PROBLEM DESCRIPTION — Everything in the data below should be restated word for word.

[Opening EXERCISE INPUT section]

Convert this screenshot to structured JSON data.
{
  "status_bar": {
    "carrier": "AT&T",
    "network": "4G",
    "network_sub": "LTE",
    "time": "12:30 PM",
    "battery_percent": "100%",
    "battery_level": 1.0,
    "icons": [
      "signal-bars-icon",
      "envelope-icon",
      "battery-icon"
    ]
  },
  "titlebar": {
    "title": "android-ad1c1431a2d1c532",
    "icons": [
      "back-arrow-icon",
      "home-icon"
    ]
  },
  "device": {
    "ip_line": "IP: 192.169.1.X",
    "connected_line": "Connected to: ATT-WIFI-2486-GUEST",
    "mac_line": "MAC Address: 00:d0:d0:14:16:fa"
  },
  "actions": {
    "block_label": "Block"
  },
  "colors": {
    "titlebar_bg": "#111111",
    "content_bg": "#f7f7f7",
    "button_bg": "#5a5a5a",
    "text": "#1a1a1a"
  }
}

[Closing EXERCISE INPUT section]

RESPONSE —
Convert this screenshot to structured JSON data.
{
  "status_bar": {
    "carrier": "AT&T",
    "network": "4G",
    "network_sub": "LTE",
    "time": "12:30 PM",
    "battery_percent": "100%",
    "battery_level": 1.0,
    "icons": [
      "signal-bars-icon",
      "envelope-icon",
      "battery-icon"
    ]
  },
  "titlebar": {
    "title": "android-ad1c1431a2d1c532",
    "icons": [
      "back-arrow-icon",
      "home-icon"
    ]
  },
  "device": {
    "ip_line": "IP: 192.169.1.X",
    "connected_line": "Connected to: ATT-WIFI-2486-GUEST",
    "mac_line": "MAC Address: 00:d0:d0:14:16:fa"
  },
  "actions": {
    "block_label": "Block"
  },
  "colors": {
    "titlebar_bg": "#111111",
    "content_bg": "#f7f7f7",
    "button_bg": "#5a5a5a",
    "text": "#1a1a1a"
  }
}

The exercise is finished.